● What the task asks: The records below are to be written out exactly, with every picture omitted.

● Task material:
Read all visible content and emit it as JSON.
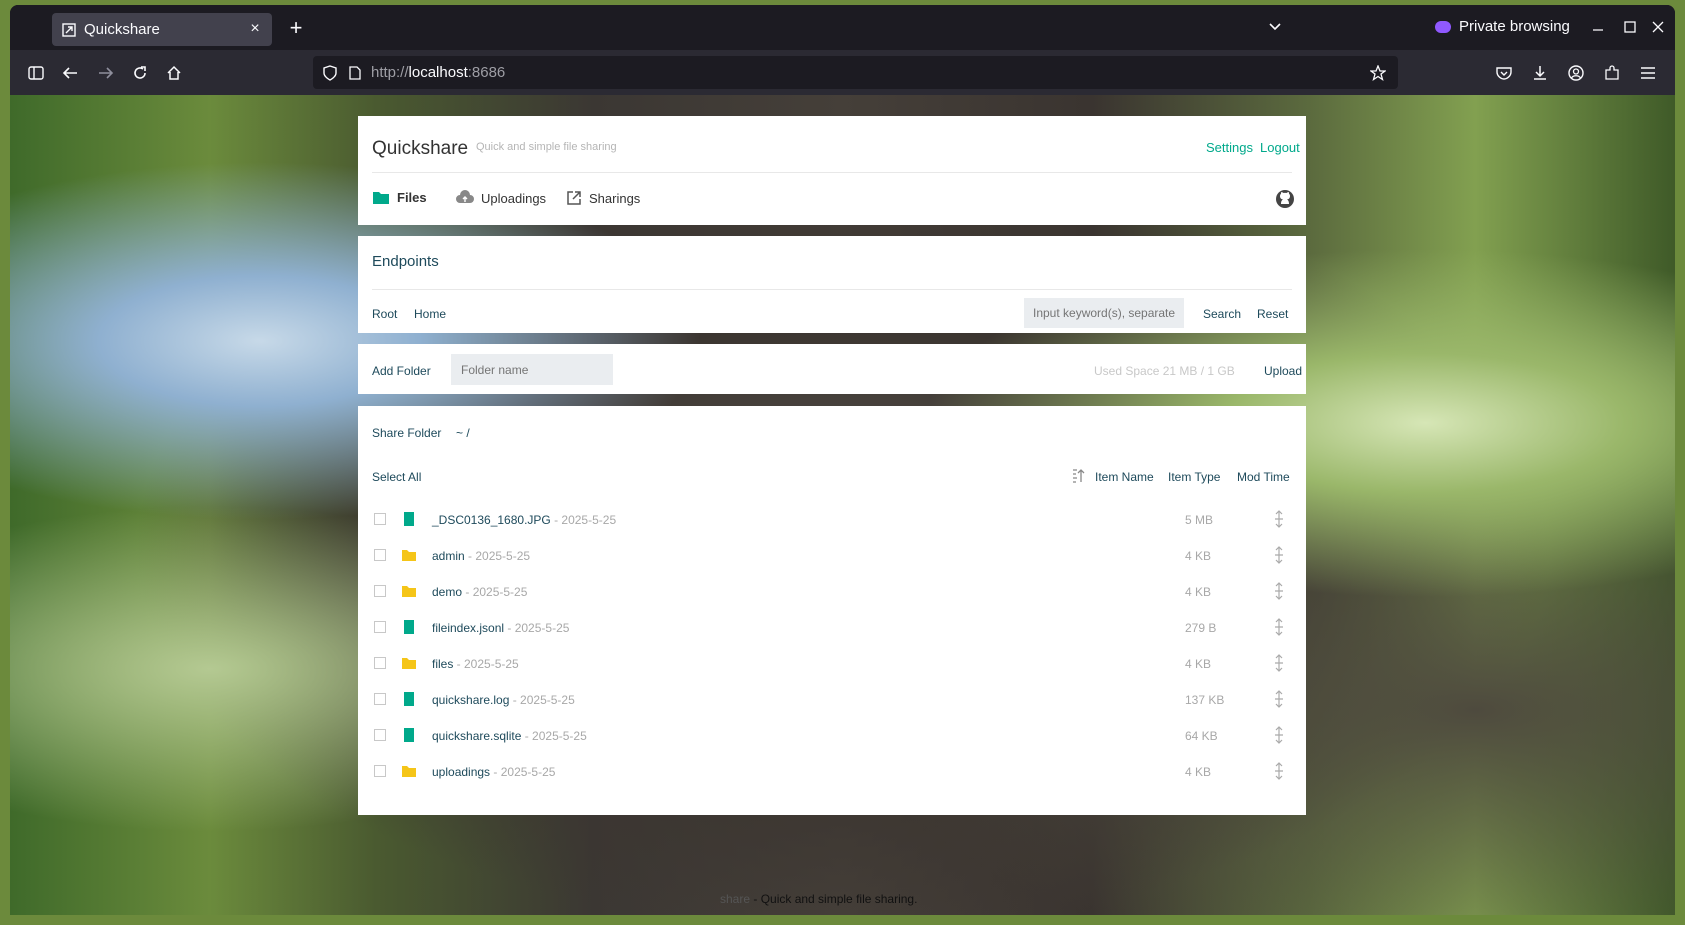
{
  "browser": {
    "tab_title": "Quickshare",
    "close_tab": "×",
    "new_tab": "+",
    "private_label": "Private browsing",
    "url_scheme": "http://",
    "url_host": "localhost",
    "url_port": ":8686"
  },
  "app": {
    "title": "Quickshare",
    "subtitle": "Quick and simple file sharing",
    "settings": "Settings",
    "logout": "Logout",
    "nav": {
      "files": "Files",
      "uploadings": "Uploadings",
      "sharings": "Sharings"
    }
  },
  "endpoints": {
    "title": "Endpoints",
    "root": "Root",
    "home": "Home",
    "search_placeholder": "Input keyword(s), separate",
    "search": "Search",
    "reset": "Reset"
  },
  "toolbar": {
    "add_folder": "Add Folder",
    "folder_placeholder": "Folder name",
    "used_space": "Used Space 21 MB / 1 GB",
    "upload": "Upload"
  },
  "listing": {
    "share_folder": "Share Folder",
    "path": "~ /",
    "select_all": "Select All",
    "col_name": "Item Name",
    "col_type": "Item Type",
    "col_time": "Mod Time",
    "items": [
      {
        "name": "_DSC0136_1680.JPG",
        "date": " - 2025-5-25",
        "size": "5 MB",
        "kind": "file"
      },
      {
        "name": "admin",
        "date": " - 2025-5-25",
        "size": "4 KB",
        "kind": "folder"
      },
      {
        "name": "demo",
        "date": " - 2025-5-25",
        "size": "4 KB",
        "kind": "folder"
      },
      {
        "name": "fileindex.jsonl",
        "date": " - 2025-5-25",
        "size": "279 B",
        "kind": "file"
      },
      {
        "name": "files",
        "date": " - 2025-5-25",
        "size": "4 KB",
        "kind": "folder"
      },
      {
        "name": "quickshare.log",
        "date": " - 2025-5-25",
        "size": "137 KB",
        "kind": "file"
      },
      {
        "name": "quickshare.sqlite",
        "date": " - 2025-5-25",
        "size": "64 KB",
        "kind": "file"
      },
      {
        "name": "uploadings",
        "date": " - 2025-5-25",
        "size": "4 KB",
        "kind": "folder"
      }
    ]
  },
  "footer": {
    "app_name_partial": "share",
    "tagline": " - Quick and simple file sharing."
  },
  "colors": {
    "accent": "#00a98b",
    "folder": "#f5c518",
    "link": "#1e4a5b"
  }
}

● Exercise answer:
Read all visible content and emit it as JSON.
{
  "browser": {
    "tab_title": "Quickshare",
    "close_tab": "×",
    "new_tab": "+",
    "private_label": "Private browsing",
    "url_scheme": "http://",
    "url_host": "localhost",
    "url_port": ":8686"
  },
  "app": {
    "title": "Quickshare",
    "subtitle": "Quick and simple file sharing",
    "settings": "Settings",
    "logout": "Logout",
    "nav": {
      "files": "Files",
      "uploadings": "Uploadings",
      "sharings": "Sharings"
    }
  },
  "endpoints": {
    "title": "Endpoints",
    "root": "Root",
    "home": "Home",
    "search_placeholder": "Input keyword(s), separate",
    "search": "Search",
    "reset": "Reset"
  },
  "toolbar": {
    "add_folder": "Add Folder",
    "folder_placeholder": "Folder name",
    "used_space": "Used Space 21 MB / 1 GB",
    "upload": "Upload"
  },
  "listing": {
    "share_folder": "Share Folder",
    "path": "~ /",
    "select_all": "Select All",
    "col_name": "Item Name",
    "col_type": "Item Type",
    "col_time": "Mod Time",
    "items": [
      {
        "name": "_DSC0136_1680.JPG",
        "date": " - 2025-5-25",
        "size": "5 MB",
        "kind": "file"
      },
      {
        "name": "admin",
        "date": " - 2025-5-25",
        "size": "4 KB",
        "kind": "folder"
      },
      {
        "name": "demo",
        "date": " - 2025-5-25",
        "size": "4 KB",
        "kind": "folder"
      },
      {
        "name": "fileindex.jsonl",
        "date": " - 2025-5-25",
        "size": "279 B",
        "kind": "file"
      },
      {
        "name": "files",
        "date": " - 2025-5-25",
        "size": "4 KB",
        "kind": "folder"
      },
      {
        "name": "quickshare.log",
        "date": " - 2025-5-25",
        "size": "137 KB",
        "kind": "file"
      },
      {
        "name": "quickshare.sqlite",
        "date": " - 2025-5-25",
        "size": "64 KB",
        "kind": "file"
      },
      {
        "name": "uploadings",
        "date": " - 2025-5-25",
        "size": "4 KB",
        "kind": "folder"
      }
    ]
  },
  "footer": {
    "app_name_partial": "share",
    "tagline": " - Quick and simple file sharing."
  },
  "colors": {
    "accent": "#00a98b",
    "folder": "#f5c518",
    "link": "#1e4a5b"
  }
}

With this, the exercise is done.